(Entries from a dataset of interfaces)
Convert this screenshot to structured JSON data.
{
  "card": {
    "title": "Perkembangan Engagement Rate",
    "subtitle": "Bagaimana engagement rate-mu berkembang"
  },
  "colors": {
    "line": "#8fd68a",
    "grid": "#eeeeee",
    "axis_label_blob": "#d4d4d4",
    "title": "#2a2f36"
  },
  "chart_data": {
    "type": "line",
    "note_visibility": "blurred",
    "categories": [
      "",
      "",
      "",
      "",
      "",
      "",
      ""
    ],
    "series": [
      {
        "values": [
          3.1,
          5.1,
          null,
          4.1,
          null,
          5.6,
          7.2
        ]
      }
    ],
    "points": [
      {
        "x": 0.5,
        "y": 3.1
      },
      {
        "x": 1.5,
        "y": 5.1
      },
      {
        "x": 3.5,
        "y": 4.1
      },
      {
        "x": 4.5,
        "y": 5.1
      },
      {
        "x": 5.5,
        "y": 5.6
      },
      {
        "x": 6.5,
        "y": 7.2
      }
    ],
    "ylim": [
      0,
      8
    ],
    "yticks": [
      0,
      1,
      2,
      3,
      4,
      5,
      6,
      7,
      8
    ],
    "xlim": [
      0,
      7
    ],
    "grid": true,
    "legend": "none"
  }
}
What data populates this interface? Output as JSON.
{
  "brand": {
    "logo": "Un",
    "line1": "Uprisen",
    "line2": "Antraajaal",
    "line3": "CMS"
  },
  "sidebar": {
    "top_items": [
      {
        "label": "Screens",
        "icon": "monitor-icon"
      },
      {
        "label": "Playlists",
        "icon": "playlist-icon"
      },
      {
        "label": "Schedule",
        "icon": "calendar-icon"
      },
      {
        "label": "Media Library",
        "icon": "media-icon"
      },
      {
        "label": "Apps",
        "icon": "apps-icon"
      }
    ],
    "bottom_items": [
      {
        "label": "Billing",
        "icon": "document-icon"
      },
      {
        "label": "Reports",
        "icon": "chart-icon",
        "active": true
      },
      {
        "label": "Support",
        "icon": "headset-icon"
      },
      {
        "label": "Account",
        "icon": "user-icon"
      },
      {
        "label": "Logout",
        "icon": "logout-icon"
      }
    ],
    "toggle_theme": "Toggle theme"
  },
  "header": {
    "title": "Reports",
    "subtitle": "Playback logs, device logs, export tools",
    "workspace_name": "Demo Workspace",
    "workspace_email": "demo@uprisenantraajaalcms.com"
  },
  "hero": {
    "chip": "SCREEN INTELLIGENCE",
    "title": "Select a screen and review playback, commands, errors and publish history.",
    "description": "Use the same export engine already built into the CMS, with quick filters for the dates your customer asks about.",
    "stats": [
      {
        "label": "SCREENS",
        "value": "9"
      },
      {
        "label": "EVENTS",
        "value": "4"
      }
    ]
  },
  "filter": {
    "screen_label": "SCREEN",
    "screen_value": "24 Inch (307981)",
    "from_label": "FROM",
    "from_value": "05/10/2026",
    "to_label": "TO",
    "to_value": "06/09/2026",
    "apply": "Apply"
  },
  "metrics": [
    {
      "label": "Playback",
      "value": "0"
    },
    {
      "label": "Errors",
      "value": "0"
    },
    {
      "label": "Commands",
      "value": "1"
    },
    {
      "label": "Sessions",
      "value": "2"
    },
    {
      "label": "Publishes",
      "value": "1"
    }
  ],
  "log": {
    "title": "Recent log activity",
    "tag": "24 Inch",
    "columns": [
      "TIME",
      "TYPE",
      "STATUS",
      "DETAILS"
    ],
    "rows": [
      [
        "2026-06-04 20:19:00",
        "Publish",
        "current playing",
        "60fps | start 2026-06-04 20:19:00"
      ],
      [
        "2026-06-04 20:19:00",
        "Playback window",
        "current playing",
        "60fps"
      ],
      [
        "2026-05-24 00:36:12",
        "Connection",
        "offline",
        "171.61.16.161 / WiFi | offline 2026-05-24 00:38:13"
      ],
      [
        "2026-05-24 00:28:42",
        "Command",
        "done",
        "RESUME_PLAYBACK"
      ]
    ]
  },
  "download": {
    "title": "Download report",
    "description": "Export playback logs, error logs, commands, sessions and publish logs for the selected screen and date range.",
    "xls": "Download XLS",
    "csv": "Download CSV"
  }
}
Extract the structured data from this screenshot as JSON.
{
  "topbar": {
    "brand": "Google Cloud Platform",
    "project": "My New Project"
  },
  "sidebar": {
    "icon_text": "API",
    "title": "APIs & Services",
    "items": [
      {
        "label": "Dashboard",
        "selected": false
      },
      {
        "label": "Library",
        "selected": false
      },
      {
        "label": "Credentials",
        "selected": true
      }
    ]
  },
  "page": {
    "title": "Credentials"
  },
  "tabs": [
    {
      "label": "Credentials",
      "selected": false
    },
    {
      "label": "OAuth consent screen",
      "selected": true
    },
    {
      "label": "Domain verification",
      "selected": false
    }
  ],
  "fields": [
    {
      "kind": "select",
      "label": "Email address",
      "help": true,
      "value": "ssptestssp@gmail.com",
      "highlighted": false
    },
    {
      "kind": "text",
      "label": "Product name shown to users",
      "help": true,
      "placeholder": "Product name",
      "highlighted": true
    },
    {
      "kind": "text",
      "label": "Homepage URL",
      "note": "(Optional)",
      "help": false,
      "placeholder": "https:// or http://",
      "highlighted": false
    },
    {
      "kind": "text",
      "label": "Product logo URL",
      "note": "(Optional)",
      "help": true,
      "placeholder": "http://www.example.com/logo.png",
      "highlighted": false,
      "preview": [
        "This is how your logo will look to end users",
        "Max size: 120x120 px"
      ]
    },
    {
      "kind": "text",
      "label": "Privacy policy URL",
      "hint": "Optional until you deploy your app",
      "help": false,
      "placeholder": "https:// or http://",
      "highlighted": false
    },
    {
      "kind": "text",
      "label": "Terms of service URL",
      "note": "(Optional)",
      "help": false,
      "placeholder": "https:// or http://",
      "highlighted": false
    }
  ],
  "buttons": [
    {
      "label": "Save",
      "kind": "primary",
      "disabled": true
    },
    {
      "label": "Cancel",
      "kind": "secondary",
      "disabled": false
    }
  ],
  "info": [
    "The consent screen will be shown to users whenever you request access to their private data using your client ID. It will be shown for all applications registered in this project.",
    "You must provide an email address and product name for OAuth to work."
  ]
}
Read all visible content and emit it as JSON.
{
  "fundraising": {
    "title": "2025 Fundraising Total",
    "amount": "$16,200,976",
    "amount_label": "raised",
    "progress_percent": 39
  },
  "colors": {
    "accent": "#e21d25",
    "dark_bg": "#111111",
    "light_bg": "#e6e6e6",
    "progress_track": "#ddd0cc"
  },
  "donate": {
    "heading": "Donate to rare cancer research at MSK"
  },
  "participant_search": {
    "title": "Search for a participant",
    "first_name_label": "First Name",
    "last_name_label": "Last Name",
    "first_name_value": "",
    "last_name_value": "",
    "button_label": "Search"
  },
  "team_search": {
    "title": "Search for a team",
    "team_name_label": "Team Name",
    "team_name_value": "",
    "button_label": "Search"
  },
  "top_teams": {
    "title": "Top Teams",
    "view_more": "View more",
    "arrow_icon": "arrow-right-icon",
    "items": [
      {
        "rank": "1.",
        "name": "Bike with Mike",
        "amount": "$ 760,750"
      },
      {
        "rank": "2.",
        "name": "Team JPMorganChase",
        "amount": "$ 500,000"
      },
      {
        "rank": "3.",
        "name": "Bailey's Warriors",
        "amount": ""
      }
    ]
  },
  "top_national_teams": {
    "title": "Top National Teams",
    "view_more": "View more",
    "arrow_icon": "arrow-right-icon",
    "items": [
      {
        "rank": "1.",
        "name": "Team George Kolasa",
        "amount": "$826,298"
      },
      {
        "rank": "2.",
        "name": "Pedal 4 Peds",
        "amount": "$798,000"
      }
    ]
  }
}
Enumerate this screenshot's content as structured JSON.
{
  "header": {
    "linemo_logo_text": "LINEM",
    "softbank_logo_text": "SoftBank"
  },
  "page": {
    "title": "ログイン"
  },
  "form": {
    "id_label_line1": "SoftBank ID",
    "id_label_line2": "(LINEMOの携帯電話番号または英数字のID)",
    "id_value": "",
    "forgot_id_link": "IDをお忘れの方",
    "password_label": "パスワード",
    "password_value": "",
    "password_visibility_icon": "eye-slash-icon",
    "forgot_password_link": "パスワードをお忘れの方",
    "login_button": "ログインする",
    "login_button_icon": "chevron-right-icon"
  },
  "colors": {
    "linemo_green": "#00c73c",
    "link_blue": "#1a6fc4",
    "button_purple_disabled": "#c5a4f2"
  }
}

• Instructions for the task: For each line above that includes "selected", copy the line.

• Output for this task:
    "description": "Export playback logs, error logs, commands, sessions and publish logs for the selected screen and date range.",
        "selected": false
        "selected": false
        "selected": true
      "selected": false
      "selected": true
      "selected": false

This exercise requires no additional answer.